The fact that the Minnesota Vikings opened training camp on Friday by placing Adrian Peterson on the Active/Physically Unable to Perform list should have come as a surprise to exactly no one. To not take such a cautious approach with their best and highest-paid player would have made bad business sense. Whether or not he thinks he's ready to go full-throttle (and he clearly does) should not and does not matter. They have to protect Adrian from Adrian.
Predictably, Peterson groused when head coach Leslie Frazier delivered the verdict.
Peterson stood on the side and watched during the Vikings' first walk-thru of training camp.
"He put up a fight," Frazier said after announcing the PUP designation. "He said 'Coach, don't hold me back. Let me get out there.' He wants to get out there, but we've got to be smart and we need to see him do a few things and then make a determination. But he had his way he'd be getting involved today."
Love the feistiness, Adrian. Now go stand over there.
During Friday morning's walk-thru Peterson stood with Frazier and others off to the side, ball cap pulled down tight presumably to mask his frustration. His impatience was palpable. Peterson could be seen chatting with players, occasionally stretching his legs and even simulating a few first steps as if he were about to burst through a hole in the line. But for the most part there he stood.
During the Friday's afternoon practice, Peterson went over to a side field and did individual drills with head athletic trainer Eric Sugarman. He worked up a good sweat, but he didn't get to hit or be hit. That's good news for Vikings fans – even those who made the trek to Mankato in hopes of getting to watch Peterson do something more fun.
Peterson can be removed from the Active PUP at any time, but that won't happen soon no matter how much the Pro Bowl back pleads his case. I'm guessing we have a better chance of seeing snow on Mankato's practice field before we see Adrian cleared to do anything beyond individual drills on a Mankato practice field.
Looking at Adrian and watching him work out on the side, it's clear to see he's in pristine condition. As superhuman as he is, or as he thinks he is, it does nobody any good to put him out there in practice this soon after knee surgery. The coaches have a pretty good idea of what he can do. Peterson knows the playbook. He knows all the drills. He knows his teammates. He's the best at what he does. Even if he weren't coming off the torn ACL there wouldn't be much of a reason to work him very hard in training camp. Yes, he needs reps to get his timing down just like anyone else, but it's not as if he's in a position of having to win a job like so many others in Vikings camp.
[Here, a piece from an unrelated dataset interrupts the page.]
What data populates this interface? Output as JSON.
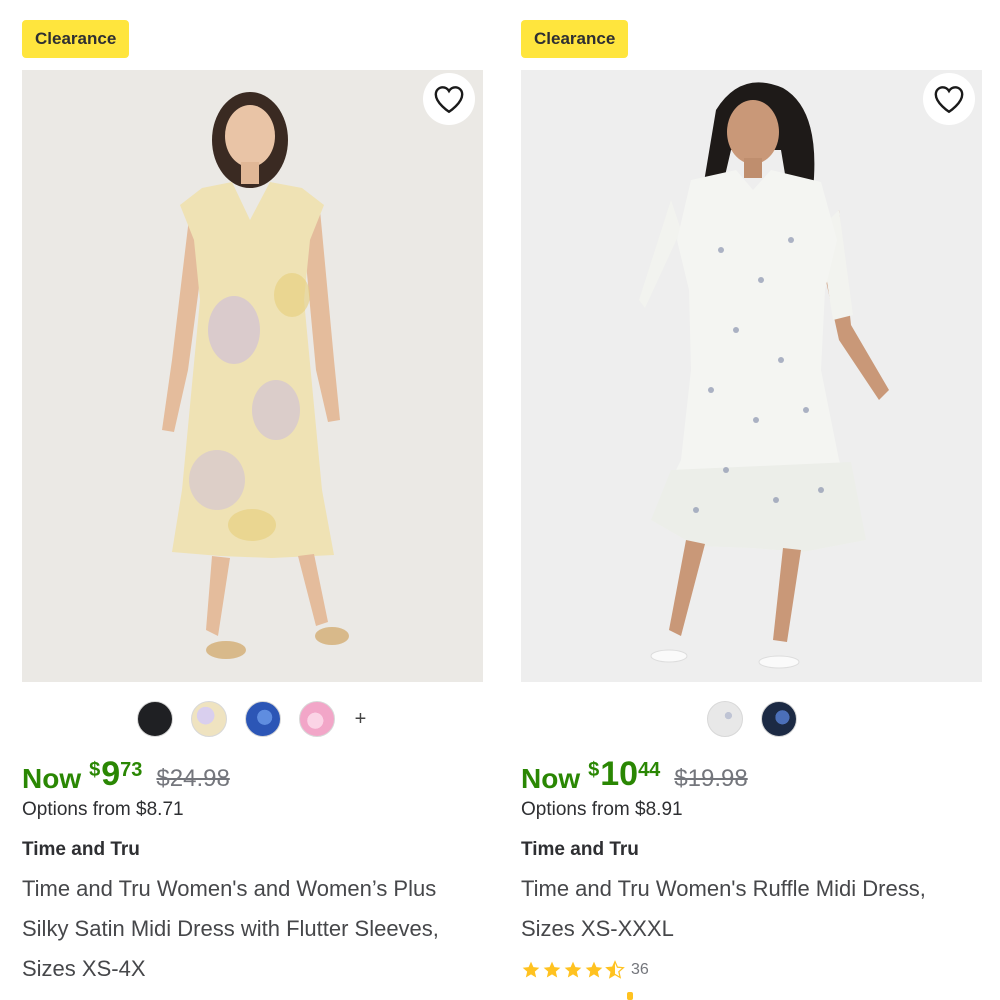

Players talk about the importance of being "in football shape" as opposed to merely "in shape." If Peterson's powers of recuperation have him declaring himself ready to roll eight months after reconstructive knee surgery, it will probably take him five minutes to get into football shape.
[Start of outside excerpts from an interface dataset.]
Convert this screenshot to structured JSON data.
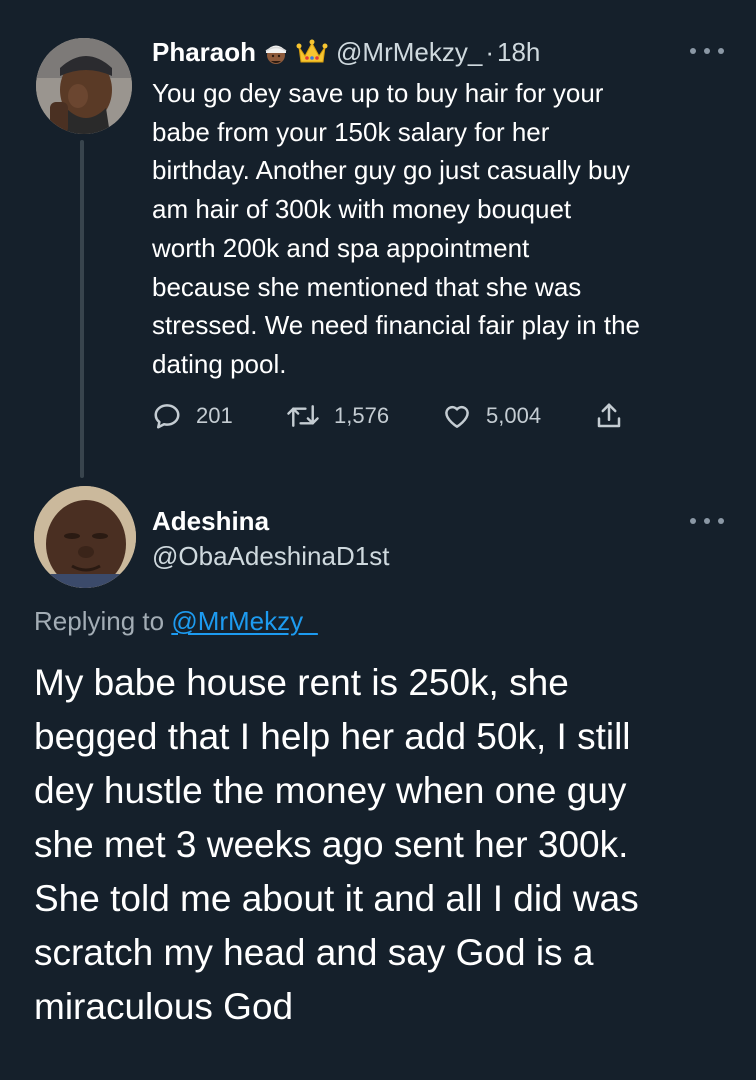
{
  "parent_tweet": {
    "author_name": "Pharaoh",
    "author_emojis": [
      "person-wearing-turban-emoji",
      "crown-emoji"
    ],
    "handle": "@MrMekzy_",
    "separator": "·",
    "time": "18h",
    "more_icon": "more-horizontal-icon",
    "text_lines": [
      "You go dey save up to buy hair for your",
      "babe from your 150k salary for her",
      "birthday. Another guy go just casually buy",
      "am hair of 300k with money bouquet",
      "worth 200k and spa appointment",
      "because she mentioned that she was",
      "stressed. We need financial fair play in the",
      "dating pool."
    ],
    "actions": {
      "reply_count": "201",
      "retweet_count": "1,576",
      "like_count": "5,004"
    }
  },
  "reply_tweet": {
    "author_name": "Adeshina",
    "handle": "@ObaAdeshinaD1st",
    "more_icon": "more-horizontal-icon",
    "replying_prefix": "Replying to",
    "replying_to": "@MrMekzy_",
    "text_lines": [
      "My babe house rent is 250k, she",
      "begged that I help her add 50k, I still",
      "dey hustle the money when one guy",
      "she met 3 weeks ago sent her 300k.",
      "She told me about it and all I did was",
      "scratch my head and say God is a",
      "miraculous God"
    ]
  },
  "colors": {
    "background": "#15202b",
    "text_primary": "#ffffff",
    "text_secondary": "#8b98a5",
    "link": "#1d9bf0",
    "thread_line": "#38444d"
  }
}
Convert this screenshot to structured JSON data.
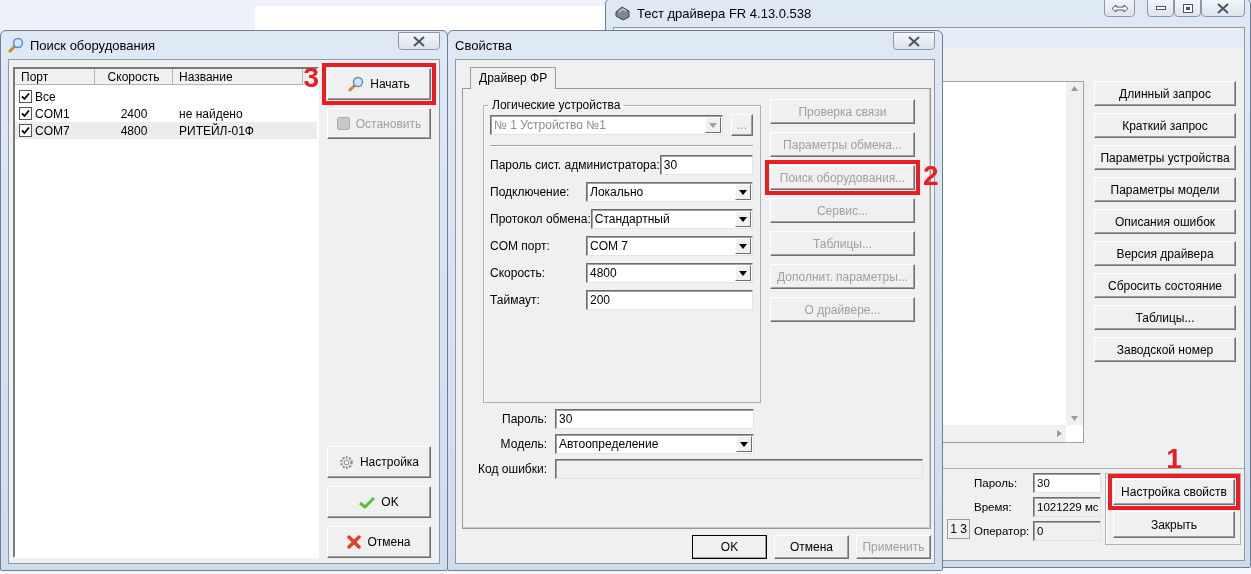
{
  "main_window": {
    "title": "Тест драйвера FR 4.13.0.538",
    "side_buttons": [
      {
        "label": "Длинный запрос"
      },
      {
        "label": "Краткий запрос"
      },
      {
        "label": "Параметры устройства"
      },
      {
        "label": "Параметры модели"
      },
      {
        "label": "Описания ошибок"
      },
      {
        "label": "Версия драйвера"
      },
      {
        "label": "Сбросить состояние"
      },
      {
        "label": "Таблицы..."
      },
      {
        "label": "Заводской номер"
      }
    ],
    "cut_field": {
      "value": "1 3"
    },
    "status_fields": [
      {
        "label": "Пароль:",
        "value": "30",
        "readonly": false
      },
      {
        "label": "Время:",
        "value": "1021229 мс",
        "readonly": true
      },
      {
        "label": "Оператор:",
        "value": "0",
        "readonly": true
      }
    ],
    "buttons": [
      {
        "label": "Настройка свойств",
        "callout": "1"
      },
      {
        "label": "Закрыть"
      }
    ]
  },
  "search_window": {
    "title": "Поиск оборудования",
    "columns": [
      "Порт",
      "Скорость",
      "Название"
    ],
    "rows": [
      {
        "port": "Все",
        "checked": true,
        "selected": false
      },
      {
        "port": "COM1",
        "speed": "2400",
        "name": "не найдено",
        "checked": true,
        "selected": false
      },
      {
        "port": "COM7",
        "speed": "4800",
        "name": "РИТЕЙЛ-01Ф",
        "checked": true,
        "selected": true
      }
    ],
    "top_buttons": [
      {
        "label": "Начать",
        "disabled": false,
        "callout": "3"
      },
      {
        "label": "Остановить",
        "disabled": true
      }
    ],
    "bottom_buttons": [
      {
        "label": "Настройка",
        "disabled": false
      },
      {
        "label": "OK",
        "disabled": false
      },
      {
        "label": "Отмена",
        "disabled": false
      }
    ]
  },
  "properties_window": {
    "title": "Свойства",
    "tabs": [
      {
        "label": "Драйвер ФР",
        "selected": true
      }
    ],
    "group_title": "Логические устройства",
    "device_select": {
      "value": "№ 1 Устройство №1",
      "disabled": true
    },
    "browse_button": {
      "label": "...",
      "disabled": true
    },
    "fields": [
      {
        "label": "Пароль сист. администратора:",
        "value": "30",
        "kind": "text"
      },
      {
        "label": "Подключение:",
        "value": "Локально",
        "kind": "select"
      },
      {
        "label": "Протокол обмена:",
        "value": "Стандартный",
        "kind": "select"
      },
      {
        "label": "COM порт:",
        "value": "COM 7",
        "kind": "select"
      },
      {
        "label": "Скорость:",
        "value": "4800",
        "kind": "select"
      },
      {
        "label": "Таймаут:",
        "value": "200",
        "kind": "text"
      }
    ],
    "side_buttons": [
      {
        "label": "Проверка связи",
        "disabled": true
      },
      {
        "label": "Параметры обмена...",
        "disabled": true
      },
      {
        "label": "Поиск оборудования...",
        "disabled": true,
        "callout": "2"
      },
      {
        "label": "Сервис...",
        "disabled": true
      },
      {
        "label": "Таблицы...",
        "disabled": true
      },
      {
        "label": "Дополнит. параметры...",
        "disabled": true
      },
      {
        "label": "О драйвере...",
        "disabled": true
      }
    ],
    "lower_fields": [
      {
        "label": "Пароль:",
        "value": "30",
        "kind": "text"
      },
      {
        "label": "Модель:",
        "value": "Автоопределение",
        "kind": "select"
      },
      {
        "label": "Код ошибки:",
        "kind": "readonly"
      }
    ],
    "footer_buttons": [
      {
        "label": "OK",
        "disabled": false,
        "default": true
      },
      {
        "label": "Отмена",
        "disabled": false,
        "default": false
      },
      {
        "label": "Применить",
        "disabled": true,
        "default": false
      }
    ]
  }
}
While the Active PUP move was not a surprise, a regular season PUP move would be. Barring some unforeseen setback, there's little chance in my mind he'll open the season on the PUP and be forced to miss the first six games of the season. You think he put up a fight to take part in training camp, what if Frazier tried telling him to watch games for a month and a half?
That being said, I believe we will see plenty of Toby Gerhart early in the season, as he takes as many as half the carries Peterson would have otherwise taken. How long such a timeshare lasts is anyone's guess at this point, but I'll bet Adrian will have some thoughts on the matter when the time comes.